The Ruby programming language was conceived on Feb 24th, 1993 by Yukihiro Matsumoto. It combined Perl-like syntax with object oriented features. Matsumoto has often stated that he wanted a scripting language more powerful than Perl but more object-oriented than Python. Similar to other languages including Lisp, it’s written in C as an interpreted language. The name Ruby was created before the code had been developed, and a large factor in this choice was because it was the birthstone of one of Matsumoto’s friends. Although the name has no exciting origins, Ruby has flourished as one of a class of newer, modern programming languages.
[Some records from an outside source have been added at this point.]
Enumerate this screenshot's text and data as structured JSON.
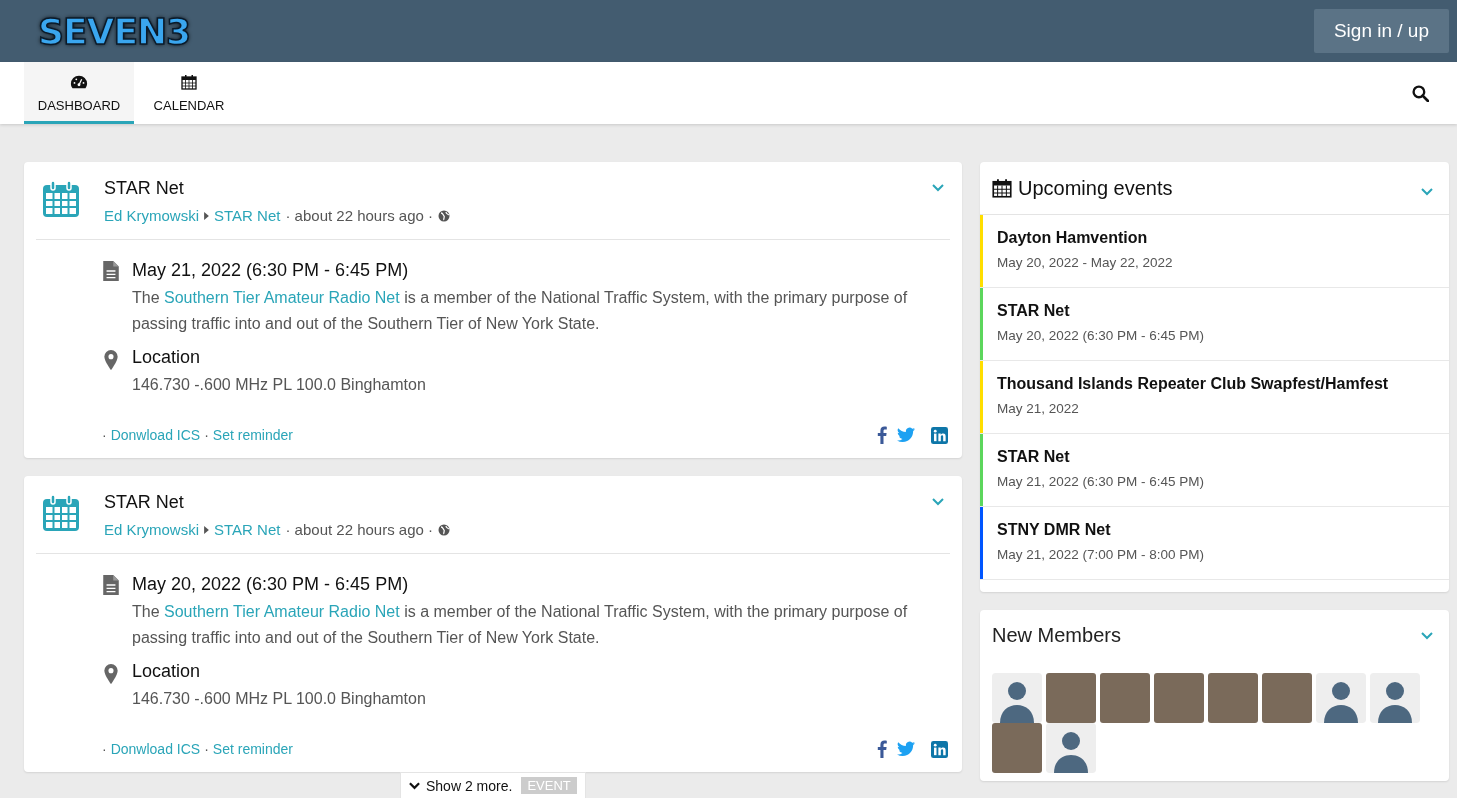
{
  "header": {
    "logo": "SEVEN3",
    "sign_in": "Sign in / up"
  },
  "tabs": [
    {
      "label": "DASHBOARD",
      "selected": true
    },
    {
      "label": "CALENDAR",
      "selected": false
    }
  ],
  "events": [
    {
      "title": "STAR Net",
      "author": "Ed Krymowski",
      "group": "STAR Net",
      "time": "· about 22 hours ago ·",
      "separator": "·",
      "date": "May 21, 2022 (6:30 PM - 6:45 PM)",
      "description_before": "The ",
      "description_link": "Southern Tier Amateur Radio Net",
      "description_after": " is a member of the National Traffic System, with the primary purpose of passing traffic into and out of the Southern Tier of New York State.",
      "location_heading": "Location",
      "location": "146.730 -.600 MHz PL 100.0 Binghamton",
      "actions": [
        "Donwload ICS",
        "Set reminder"
      ]
    },
    {
      "title": "STAR Net",
      "author": "Ed Krymowski",
      "group": "STAR Net",
      "time": "· about 22 hours ago ·",
      "separator": "·",
      "date": "May 20, 2022 (6:30 PM - 6:45 PM)",
      "description_before": "The ",
      "description_link": "Southern Tier Amateur Radio Net",
      "description_after": " is a member of the National Traffic System, with the primary purpose of passing traffic into and out of the Southern Tier of New York State.",
      "location_heading": "Location",
      "location": "146.730 -.600 MHz PL 100.0 Binghamton",
      "actions": [
        "Donwload ICS",
        "Set reminder"
      ]
    }
  ],
  "show_more": {
    "label": "Show 2 more.",
    "tag": "EVENT"
  },
  "upcoming": {
    "title_bold": "Upcoming",
    "title_rest": "events",
    "items": [
      {
        "name": "Dayton Hamvention",
        "date": "May 20, 2022 - May 22, 2022",
        "color": "#ffde00"
      },
      {
        "name": "STAR Net",
        "date": "May 20, 2022 (6:30 PM - 6:45 PM)",
        "color": "#5cd65c"
      },
      {
        "name": "Thousand Islands Repeater Club Swapfest/Hamfest",
        "date": "May 21, 2022",
        "color": "#ffde00"
      },
      {
        "name": "STAR Net",
        "date": "May 21, 2022 (6:30 PM - 6:45 PM)",
        "color": "#5cd65c"
      },
      {
        "name": "STNY DMR Net",
        "date": "May 21, 2022 (7:00 PM - 8:00 PM)",
        "color": "#0055ff"
      }
    ]
  },
  "new_members": {
    "title": "New Members",
    "members": [
      {
        "kind": "default"
      },
      {
        "kind": "photo"
      },
      {
        "kind": "photo"
      },
      {
        "kind": "photo"
      },
      {
        "kind": "photo"
      },
      {
        "kind": "photo"
      },
      {
        "kind": "default"
      },
      {
        "kind": "default"
      },
      {
        "kind": "photo"
      },
      {
        "kind": "default"
      }
    ]
  }
}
Ruby 0.95 was publicly released on Dec. 21st, 1995, followed by three more versions in two days. Version 1.0 was released on Christmas Day, 1996. In 2005 a web application framework written in Ruby, Ruby on Rails, was introduced. The framework quickly became quite popular and helped fuel adoption and recognition of Ruby itself. An index that measures the growth of programming languages currently places Ruby at number nine among all languages worldwide. Ruby-Talk, the primary mailing list for discussion of the Ruby language, has climbed to an average of 200+ messages per day.